“Bigger is Better” has been the mantra of the business world for so long, that it’s difficult for those of us who have been indoctrinated to imagine anything else. If you look at the direction that the world is headed, however, it is clear that this can not continue forever. I’m not talking about the depletion of resources leading to a forced steady-state economy. This is not unlikely, but not necessarily inevitable as it would depend on the rate of population increase along with how quickly we can achieve efficiency gains and harvest extraterrestrial resources. What I believe is that the economic value of scale is being reduced and we are starting to see the results of this right now as the ideal business model becomes smaller and transactions and interactions become more personal.
Nature is inherently sustainable, but sustainability is about more than the environment. By creating a model which is not at odds with natural forces, businesses too can be made to be sustainable and self-adjusting. At Nextdoorganics, it is our opinion that the sustainability of nature stems from two basic facts;
1) Energy can be changed but not destroyed
2) The natural world is composed of open sourced, cellular systems.
I humbly submit that the one thing which can indirectly solve a large number of society’s problems, and is desperately needed, is absolute and brutal honesty - especially in the worlds of business and politics. ”Impossible”, many will argue, “how can we implement honesty in business when people aren’t honest in their own lives? At least in business and politics we have clear motivations (profit and power) which are untainted by the subjective grey world of ethics.” OK, I agree that it will not be an easy task, but let me at least examine the need for this change, and then we can talk about how we can get there.

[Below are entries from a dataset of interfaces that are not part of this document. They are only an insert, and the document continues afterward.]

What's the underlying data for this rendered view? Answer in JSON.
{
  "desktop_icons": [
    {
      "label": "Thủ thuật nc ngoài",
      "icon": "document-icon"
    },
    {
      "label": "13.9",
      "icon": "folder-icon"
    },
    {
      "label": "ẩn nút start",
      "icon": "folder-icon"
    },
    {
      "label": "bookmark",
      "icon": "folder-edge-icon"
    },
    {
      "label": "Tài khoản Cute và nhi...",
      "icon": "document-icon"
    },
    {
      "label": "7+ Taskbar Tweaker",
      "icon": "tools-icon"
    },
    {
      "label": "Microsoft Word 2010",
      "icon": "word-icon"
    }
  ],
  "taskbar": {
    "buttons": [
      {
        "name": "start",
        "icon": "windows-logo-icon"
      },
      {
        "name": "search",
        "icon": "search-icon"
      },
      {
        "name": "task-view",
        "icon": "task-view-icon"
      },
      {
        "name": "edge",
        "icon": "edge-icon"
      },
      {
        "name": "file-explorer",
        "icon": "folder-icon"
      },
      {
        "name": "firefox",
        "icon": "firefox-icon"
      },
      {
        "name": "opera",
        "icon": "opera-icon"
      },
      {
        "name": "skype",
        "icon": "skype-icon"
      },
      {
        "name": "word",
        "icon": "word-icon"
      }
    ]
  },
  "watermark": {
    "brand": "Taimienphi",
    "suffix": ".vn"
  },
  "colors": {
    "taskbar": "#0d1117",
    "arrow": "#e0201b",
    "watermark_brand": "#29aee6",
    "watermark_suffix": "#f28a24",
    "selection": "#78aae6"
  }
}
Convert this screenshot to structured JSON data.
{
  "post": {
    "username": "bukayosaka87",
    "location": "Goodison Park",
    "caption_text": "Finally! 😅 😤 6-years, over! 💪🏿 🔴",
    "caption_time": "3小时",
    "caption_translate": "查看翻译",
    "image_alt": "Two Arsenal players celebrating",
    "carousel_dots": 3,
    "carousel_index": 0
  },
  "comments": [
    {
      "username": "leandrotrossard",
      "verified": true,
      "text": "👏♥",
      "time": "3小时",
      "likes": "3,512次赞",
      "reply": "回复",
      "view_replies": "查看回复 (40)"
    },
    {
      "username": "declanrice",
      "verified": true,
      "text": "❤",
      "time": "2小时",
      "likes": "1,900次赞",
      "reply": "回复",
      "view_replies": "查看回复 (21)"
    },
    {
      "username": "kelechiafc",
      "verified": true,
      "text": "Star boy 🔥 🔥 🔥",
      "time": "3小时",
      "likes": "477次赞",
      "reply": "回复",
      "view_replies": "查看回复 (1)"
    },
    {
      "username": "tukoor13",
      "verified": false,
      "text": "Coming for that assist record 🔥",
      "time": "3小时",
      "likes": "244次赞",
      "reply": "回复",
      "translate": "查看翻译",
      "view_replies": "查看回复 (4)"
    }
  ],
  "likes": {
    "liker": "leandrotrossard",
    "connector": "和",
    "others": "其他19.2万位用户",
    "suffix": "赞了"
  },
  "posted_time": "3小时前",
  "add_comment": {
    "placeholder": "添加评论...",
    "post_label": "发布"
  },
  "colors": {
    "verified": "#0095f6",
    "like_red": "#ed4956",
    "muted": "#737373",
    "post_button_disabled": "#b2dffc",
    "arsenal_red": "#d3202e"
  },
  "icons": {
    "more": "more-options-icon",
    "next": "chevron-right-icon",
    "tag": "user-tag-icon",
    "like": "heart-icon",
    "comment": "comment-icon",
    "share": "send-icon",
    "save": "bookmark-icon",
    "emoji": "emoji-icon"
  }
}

Sustainability has been one of the biggest buzz words of the past decade or so, but do we really know what it means? The basic concept is very clear - something that is sustainable is something that is in balance and can be continued indefinitely. The general perception of this is of environmentally sound practices that use natural resources at a rate no faster than they can be replenished. This is a good interpretation, but it’s not the only one, and it does little to illustrate the value of sustainability to the consumer. If anything, it appears to be a sacrifice that the consuming public must make for the greater good. ”We need to safeguard the planet for future generations” is a good argument, true … but it only reinforces the idea of sacrifice and of accepting lower immediate value. Many environmentalists believe that we should be sacrificing and that it is selfish and greedy to do anything else. Perhaps the world might be a better place if we gave up some of the modern luxuries that we have and went back to a simpler time where we were responsible for more of our own production instead of relying on industrial factories. This idea is not a bad idea … actually it’s a very noble idea. The reality of course is that this idea will never take hold over enough of society long enough to change it’s course. What is needed to get our civilization on track for sustainability is a re-learning of what sustainability means and why you should want it.